UK Labour MP Tan Dhesi in Phagwara; discusses return of Maharaja Duleep’s remains

Britain's first-time Sikh-origin MP Tanmanjit Singh Dhesi today congratulated the organisations and individuals demanding that the remains of Maharaja Duleep Singh were brought back to Punjab.

Labour MP Tan Dhesi (right) with Punjab CM Capt Amarinder Singh.
Labour MP Tan Dhesi (right) with Punjab CM Capt Amarinder Singh. Photo Courtesy: Twitter

He, however, sounded cautious in making any commitment over the issue. Talking to reporters in Phagwara in Punjab after he was honoured by over a dozen religious, social and voluntary organisations, including the Shiromani Gurdwara Parbandhak Committee (SGPC), Dhesi said it was a complicated matter involving legalities.

"Besides, some are supporting it while others are opposing it," he said. This was Dhesi's first visit to Phagwara after becoming a member of the British Parliament. His parents, Jaspal Singh Dhesi and Dalvinder Kaur Dhesi, live in Phagwara, though their native village is nearby Raipur.

"I congratulate all those who have brought the matter into the 'lokan di kacheri' (people's court), but I will make any commitment on it only after all the facts and views come to light," said Dhesi. "We too are considering the issue seriously."

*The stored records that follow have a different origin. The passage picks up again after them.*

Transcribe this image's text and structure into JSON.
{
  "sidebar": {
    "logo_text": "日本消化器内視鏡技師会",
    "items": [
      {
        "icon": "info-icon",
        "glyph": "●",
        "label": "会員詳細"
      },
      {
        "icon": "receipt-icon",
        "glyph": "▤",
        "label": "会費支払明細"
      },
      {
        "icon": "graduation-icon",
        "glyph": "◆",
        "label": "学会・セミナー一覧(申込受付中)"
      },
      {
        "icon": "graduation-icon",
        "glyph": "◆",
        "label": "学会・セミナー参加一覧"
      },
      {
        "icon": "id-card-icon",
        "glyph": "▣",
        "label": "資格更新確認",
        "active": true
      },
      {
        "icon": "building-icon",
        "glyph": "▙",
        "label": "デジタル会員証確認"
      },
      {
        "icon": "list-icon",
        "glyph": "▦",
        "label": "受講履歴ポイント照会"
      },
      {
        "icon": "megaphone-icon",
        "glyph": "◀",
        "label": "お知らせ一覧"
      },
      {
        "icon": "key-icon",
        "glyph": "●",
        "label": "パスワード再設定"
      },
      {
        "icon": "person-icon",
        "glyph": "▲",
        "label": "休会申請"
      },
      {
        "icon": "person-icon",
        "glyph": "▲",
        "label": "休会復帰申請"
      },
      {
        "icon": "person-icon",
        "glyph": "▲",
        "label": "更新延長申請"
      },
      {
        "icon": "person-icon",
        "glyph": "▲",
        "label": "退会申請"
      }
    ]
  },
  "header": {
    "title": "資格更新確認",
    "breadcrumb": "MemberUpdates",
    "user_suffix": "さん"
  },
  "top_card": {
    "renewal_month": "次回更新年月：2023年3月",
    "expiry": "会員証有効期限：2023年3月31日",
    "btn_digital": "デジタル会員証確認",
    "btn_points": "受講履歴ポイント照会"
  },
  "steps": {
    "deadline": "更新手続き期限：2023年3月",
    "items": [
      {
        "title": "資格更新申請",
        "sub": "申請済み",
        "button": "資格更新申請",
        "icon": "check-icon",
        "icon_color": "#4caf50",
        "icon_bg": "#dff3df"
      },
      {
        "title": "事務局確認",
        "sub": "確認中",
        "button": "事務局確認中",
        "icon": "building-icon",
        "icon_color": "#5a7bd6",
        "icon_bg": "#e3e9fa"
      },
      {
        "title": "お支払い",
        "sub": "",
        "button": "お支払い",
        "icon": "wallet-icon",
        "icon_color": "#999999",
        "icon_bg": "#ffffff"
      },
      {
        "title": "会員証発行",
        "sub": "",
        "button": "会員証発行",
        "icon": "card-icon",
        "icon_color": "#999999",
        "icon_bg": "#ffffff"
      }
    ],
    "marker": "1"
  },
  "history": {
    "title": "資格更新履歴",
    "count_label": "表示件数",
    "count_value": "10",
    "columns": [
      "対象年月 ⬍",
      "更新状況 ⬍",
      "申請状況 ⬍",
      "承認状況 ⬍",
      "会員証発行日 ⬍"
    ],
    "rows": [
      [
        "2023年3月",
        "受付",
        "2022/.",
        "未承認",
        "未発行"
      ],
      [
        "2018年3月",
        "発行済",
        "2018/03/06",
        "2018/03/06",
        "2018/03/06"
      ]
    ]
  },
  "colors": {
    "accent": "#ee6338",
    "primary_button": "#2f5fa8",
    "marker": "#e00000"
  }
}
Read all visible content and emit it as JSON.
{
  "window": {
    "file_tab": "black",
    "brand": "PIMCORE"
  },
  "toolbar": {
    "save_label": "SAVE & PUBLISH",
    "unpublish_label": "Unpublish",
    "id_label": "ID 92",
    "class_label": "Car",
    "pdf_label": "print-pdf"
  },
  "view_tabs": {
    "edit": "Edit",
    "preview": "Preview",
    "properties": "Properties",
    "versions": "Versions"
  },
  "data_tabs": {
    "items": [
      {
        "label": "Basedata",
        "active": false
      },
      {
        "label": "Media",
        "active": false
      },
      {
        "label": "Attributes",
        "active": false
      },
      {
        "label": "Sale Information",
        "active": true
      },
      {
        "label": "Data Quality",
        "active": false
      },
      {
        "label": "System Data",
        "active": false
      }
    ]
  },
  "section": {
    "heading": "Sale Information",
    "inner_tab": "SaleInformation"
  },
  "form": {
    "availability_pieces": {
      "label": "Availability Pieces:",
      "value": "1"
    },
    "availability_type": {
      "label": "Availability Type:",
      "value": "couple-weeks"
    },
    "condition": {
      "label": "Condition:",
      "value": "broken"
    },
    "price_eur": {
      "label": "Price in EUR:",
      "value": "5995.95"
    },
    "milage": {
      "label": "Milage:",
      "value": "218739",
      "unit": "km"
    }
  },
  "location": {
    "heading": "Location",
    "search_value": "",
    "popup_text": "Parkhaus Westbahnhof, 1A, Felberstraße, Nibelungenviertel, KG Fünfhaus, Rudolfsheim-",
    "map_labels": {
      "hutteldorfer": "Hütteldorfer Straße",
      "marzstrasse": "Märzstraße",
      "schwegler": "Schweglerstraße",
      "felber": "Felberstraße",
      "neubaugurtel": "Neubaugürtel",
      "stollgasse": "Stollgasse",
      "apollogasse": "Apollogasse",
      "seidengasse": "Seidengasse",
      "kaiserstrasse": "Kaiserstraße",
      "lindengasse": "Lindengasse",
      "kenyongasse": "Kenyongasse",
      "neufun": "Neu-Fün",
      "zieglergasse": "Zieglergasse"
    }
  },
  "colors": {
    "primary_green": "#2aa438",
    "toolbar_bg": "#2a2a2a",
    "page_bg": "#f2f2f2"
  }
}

Even after 124 years of the death of Maharaja Duleep Singh, the king of Punjab who was dethroned by the British, a controversy rages on over whether his remains should be brought back to the state from England for cremation as per Sikh rites.

Singh, who was forced to spend the better part of his life in exile, lies buried at the Elveden Church in Suffolk in eastern England.

Batting for an effective mechanism to address the issues of NRIs, Dhesi said the non-resident Indians faced problems related to land disputes and marriage among others.

"As a representative of the Punjabis, especially Sikhs, I will keep raising these matters at appropriate forums," he added.

"It is tragic for the Sikhs living in France that they have to remove their turbans for getting photographed and their children cannot go to schools wearing turbans, while over 80,000 turbaned Sikhs had laid down their lives for that country's independence," he said. Dhesi also expressed concern over the alleged hate crimes against the Sikhs in the US.

Addressing the gathering, Dhesi shared his memories of schooling in Raipur and association with Phagwara as a boy.